It's not easy being a woman so outnumbered by men in such a male dominated culture. I do see a shift as younger guys take control. Those who haven't been raised in a backwards society or at least a society that's finally opening its eyes about these issues.
Tech has a long way to go and women need to fight the good fight along with their male coworkers.
You're just as qualified. Just as skilled and once you prove it (men don't have to, it's a given), they'll see and they'll know. And you've paved just a little easier trail for the next woman.
Living in the midst of a pandemic has brought about a whole host of changes and challenges for workplaces and employees. One of the most notable? Virtual interviewing. With most on-site interviews on hold for the foreseeable future, it's important that you be prepared to make a great first impression—virtually.
Women Founders & CEOs Share Their Tips
If you're anxious about looking for a new job right now, you're not alone. We've talked before about how you can land a job in the midst of COVID-19, but today we wanted to share advice from some of the experts who spoke at our inaugural Diversity Reboot Summit.
If you're struggling with perfectionism:<span style="display:block;position:relative;padding-top:56.25%;" class="rm-shortcode" data-rm-shortcode-id="824ce73e30a279a266a5dd91047dd6f5"><iframe lazy-loadable="true" src="https://www.youtube.com/embed/y58Luzbv_vw?rel=0" width="100%" height="auto" frameborder="0" scrolling="no" style="position:absolute;top:0;left:0;width:100%;height:100%;"></iframe></span><p><em>Reshma Saujani is the Founder and CEO of Girls Who Code, the international nonprofit organization working to close the gender gap in technology and change the image of what a computer programmer looks like and does. Since her viral TED Talk, "Teach Girls Bravery, Not Perfection" resonated worldwide, Reshma has been on a mission to inspire women to leave socially-ingrained perfectionism behind and rewire themselves for braver, bolder lives. Reshma talked with Zeryn Sarpangal, Chief Financial and People Officer, Code For America, about how women can work to be brave, not perfect, as they look for new opportunities. </em></p>

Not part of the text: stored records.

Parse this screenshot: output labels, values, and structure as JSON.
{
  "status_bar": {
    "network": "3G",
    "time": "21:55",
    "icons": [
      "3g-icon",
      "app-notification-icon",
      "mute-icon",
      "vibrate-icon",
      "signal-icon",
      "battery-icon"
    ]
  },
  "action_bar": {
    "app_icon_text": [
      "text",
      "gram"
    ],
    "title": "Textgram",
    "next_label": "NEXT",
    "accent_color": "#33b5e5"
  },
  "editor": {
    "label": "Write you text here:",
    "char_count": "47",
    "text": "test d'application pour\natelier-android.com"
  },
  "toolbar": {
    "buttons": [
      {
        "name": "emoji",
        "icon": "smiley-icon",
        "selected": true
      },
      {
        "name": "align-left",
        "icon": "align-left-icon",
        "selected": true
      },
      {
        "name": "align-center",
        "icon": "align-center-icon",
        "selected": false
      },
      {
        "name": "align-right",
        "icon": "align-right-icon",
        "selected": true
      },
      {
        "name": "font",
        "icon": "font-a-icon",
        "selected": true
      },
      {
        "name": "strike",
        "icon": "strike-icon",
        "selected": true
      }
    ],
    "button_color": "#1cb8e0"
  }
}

If you're looking to pivot into tech (and land a remote job):<span style="display:block;position:relative;padding-top:56.25%;" class="rm-shortcode" data-rm-shortcode-id="80353e84513d2d043db309aaa94d457a"><iframe lazy-loadable="true" src="https://www.youtube.com/embed/ZaPMxG_5C40?rel=0" width="100%" height="auto" frameborder="0" scrolling="no" style="position:absolute;top:0;left:0;width:100%;height:100%;"></iframe></span><p><em>Adda Birnir, CEO of Skillcrush, shares her tips for getting the skills you need to land a remote job, even if you don't have a tech background. Skillcrush is an online tech-education company that helps their women make a career change into tech. </em></p>

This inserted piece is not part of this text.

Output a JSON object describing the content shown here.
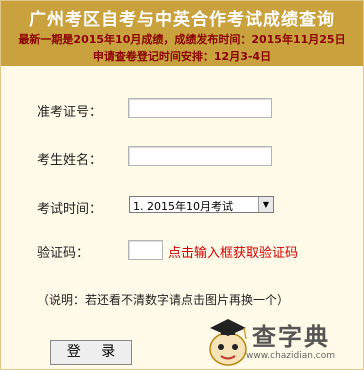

If you need an inside connection:<span style="display:block;position:relative;padding-top:56.25%;" class="rm-shortcode" data-rm-shortcode-id="e38baadbe67361bff0eb4b95a5d2ade3"><iframe lazy-loadable="true" src="https://www.youtube.com/embed/gjK8kjosZe8?rel=0" width="100%" height="auto" frameborder="0" scrolling="no" style="position:absolute;top:0;left:0;width:100%;height:100%;"></iframe></span><p><em>How will we connect with others professionally as social distancing continues? During this session, Kristy Wallace, CEO of Ellevate Network; Natasha Green, Sr. Local Communities Manager at AnitaB.org Initiative; and Dee Poku-Spalding, Founder and CEO of WIE (Women: Inspiration and Enterprise) share their expert networking advice with Organized SHIFT CEO Landi Spearman.</em></p>

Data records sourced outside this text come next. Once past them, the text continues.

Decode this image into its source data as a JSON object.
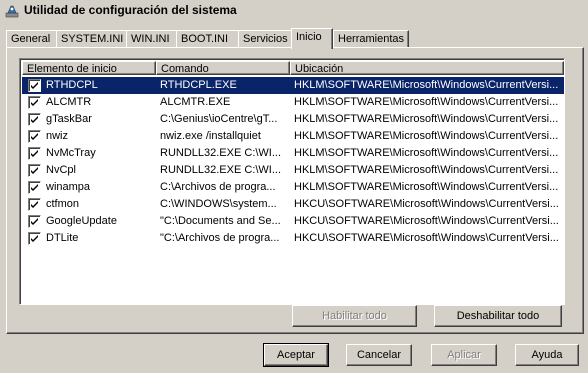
{
  "window": {
    "title": "Utilidad de configuración del sistema"
  },
  "tabs": [
    {
      "label": "General",
      "active": false
    },
    {
      "label": "SYSTEM.INI",
      "active": false
    },
    {
      "label": "WIN.INI",
      "active": false
    },
    {
      "label": "BOOT.INI",
      "active": false
    },
    {
      "label": "Servicios",
      "active": false
    },
    {
      "label": "Inicio",
      "active": true
    },
    {
      "label": "Herramientas",
      "active": false
    }
  ],
  "list": {
    "columns": [
      "Elemento de inicio",
      "Comando",
      "Ubicación"
    ],
    "rows": [
      {
        "checked": true,
        "name": "RTHDCPL",
        "command": "RTHDCPL.EXE",
        "location": "HKLM\\SOFTWARE\\Microsoft\\Windows\\CurrentVersi...",
        "selected": true
      },
      {
        "checked": true,
        "name": "ALCMTR",
        "command": "ALCMTR.EXE",
        "location": "HKLM\\SOFTWARE\\Microsoft\\Windows\\CurrentVersi..."
      },
      {
        "checked": true,
        "name": "gTaskBar",
        "command": "C:\\Genius\\ioCentre\\gT...",
        "location": "HKLM\\SOFTWARE\\Microsoft\\Windows\\CurrentVersi..."
      },
      {
        "checked": true,
        "name": "nwiz",
        "command": "nwiz.exe /installquiet",
        "location": "HKLM\\SOFTWARE\\Microsoft\\Windows\\CurrentVersi..."
      },
      {
        "checked": true,
        "name": "NvMcTray",
        "command": "RUNDLL32.EXE C:\\WI...",
        "location": "HKLM\\SOFTWARE\\Microsoft\\Windows\\CurrentVersi..."
      },
      {
        "checked": true,
        "name": "NvCpl",
        "command": "RUNDLL32.EXE C:\\WI...",
        "location": "HKLM\\SOFTWARE\\Microsoft\\Windows\\CurrentVersi..."
      },
      {
        "checked": true,
        "name": "winampa",
        "command": "C:\\Archivos de progra...",
        "location": "HKLM\\SOFTWARE\\Microsoft\\Windows\\CurrentVersi..."
      },
      {
        "checked": true,
        "name": "ctfmon",
        "command": "C:\\WINDOWS\\system...",
        "location": "HKCU\\SOFTWARE\\Microsoft\\Windows\\CurrentVersi..."
      },
      {
        "checked": true,
        "name": "GoogleUpdate",
        "command": "\"C:\\Documents and Se...",
        "location": "HKCU\\SOFTWARE\\Microsoft\\Windows\\CurrentVersi..."
      },
      {
        "checked": true,
        "name": "DTLite",
        "command": "\"C:\\Archivos de progra...",
        "location": "HKCU\\SOFTWARE\\Microsoft\\Windows\\CurrentVersi..."
      }
    ]
  },
  "panel_buttons": {
    "enable_all": "Habilitar todo",
    "disable_all": "Deshabilitar todo"
  },
  "dialog_buttons": {
    "ok": "Aceptar",
    "cancel": "Cancelar",
    "apply": "Aplicar",
    "help": "Ayuda"
  }
}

A five-step framework for addressing systematic racism at work
The world has changed in the past few weeks.
We're watching corporations and organizations across the world come out in support of Black lives in droves. Many of those organizations are doing so for the first time in their history.
Since the brutal murder of George Floyd, the demand to take a strong stance against racism has swept the nation.
Clyde's Kelly Hall Shares Tips for Moving from a Big Organization to a Startup and a Framework for Making the Decision
Kelly Hall broke a major rule of negotiation when she was interviewing for her current job at product protection startup Clyde.